Task instructions
Restate all data exactly. No images.

Record extracts

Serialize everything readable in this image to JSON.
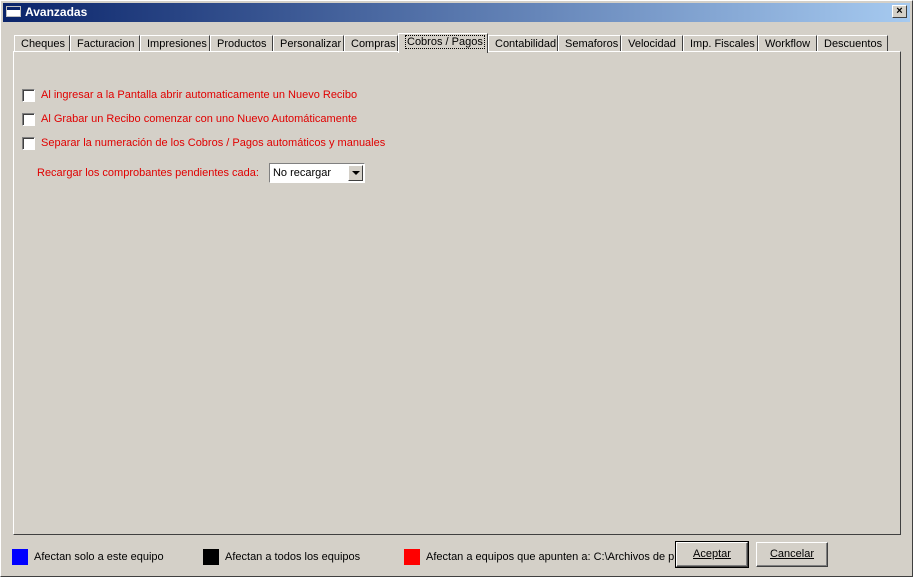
{
  "window": {
    "title": "Avanzadas",
    "close": "×"
  },
  "tabs": [
    {
      "label": "Cheques"
    },
    {
      "label": "Facturacion"
    },
    {
      "label": "Impresiones"
    },
    {
      "label": "Productos"
    },
    {
      "label": "Personalizar"
    },
    {
      "label": "Compras"
    },
    {
      "label": "Cobros / Pagos",
      "active": true
    },
    {
      "label": "Contabilidad"
    },
    {
      "label": "Semaforos"
    },
    {
      "label": "Velocidad"
    },
    {
      "label": "Imp. Fiscales"
    },
    {
      "label": "Workflow"
    },
    {
      "label": "Descuentos"
    }
  ],
  "options": [
    {
      "label": "Al ingresar a la Pantalla abrir automaticamente un Nuevo Recibo",
      "checked": false
    },
    {
      "label": "Al Grabar un Recibo comenzar con uno Nuevo Automáticamente",
      "checked": false
    },
    {
      "label": "Separar la numeración de los Cobros / Pagos automáticos y manuales",
      "checked": false
    }
  ],
  "reload": {
    "label": "Recargar los comprobantes pendientes cada:",
    "value": "No recargar"
  },
  "legend": [
    {
      "label": "Afectan solo a este equipo",
      "color": "#0000ff"
    },
    {
      "label": "Afectan a todos los equipos",
      "color": "#000000"
    },
    {
      "label": "Afectan a equipos que apunten a: C:\\Archivos de p",
      "color": "#ff0000"
    }
  ],
  "buttons": {
    "accept": "Aceptar",
    "cancel": "Cancelar"
  },
  "colors": {
    "option_text": "#e00000",
    "title_start": "#0a246a",
    "title_end": "#a6caf0"
  }
}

Solution below
Serialize everything readable in this image to JSON.
{
  "window": {
    "title": "Avanzadas",
    "close": "×"
  },
  "tabs": [
    {
      "label": "Cheques"
    },
    {
      "label": "Facturacion"
    },
    {
      "label": "Impresiones"
    },
    {
      "label": "Productos"
    },
    {
      "label": "Personalizar"
    },
    {
      "label": "Compras"
    },
    {
      "label": "Cobros / Pagos",
      "active": true
    },
    {
      "label": "Contabilidad"
    },
    {
      "label": "Semaforos"
    },
    {
      "label": "Velocidad"
    },
    {
      "label": "Imp. Fiscales"
    },
    {
      "label": "Workflow"
    },
    {
      "label": "Descuentos"
    }
  ],
  "options": [
    {
      "label": "Al ingresar a la Pantalla abrir automaticamente un Nuevo Recibo",
      "checked": false
    },
    {
      "label": "Al Grabar un Recibo comenzar con uno Nuevo Automáticamente",
      "checked": false
    },
    {
      "label": "Separar la numeración de los Cobros / Pagos automáticos y manuales",
      "checked": false
    }
  ],
  "reload": {
    "label": "Recargar los comprobantes pendientes cada:",
    "value": "No recargar"
  },
  "legend": [
    {
      "label": "Afectan solo a este equipo",
      "color": "#0000ff"
    },
    {
      "label": "Afectan a todos los equipos",
      "color": "#000000"
    },
    {
      "label": "Afectan a equipos que apunten a: C:\\Archivos de p",
      "color": "#ff0000"
    }
  ],
  "buttons": {
    "accept": "Aceptar",
    "cancel": "Cancelar"
  },
  "colors": {
    "option_text": "#e00000",
    "title_start": "#0a246a",
    "title_end": "#a6caf0"
  }
}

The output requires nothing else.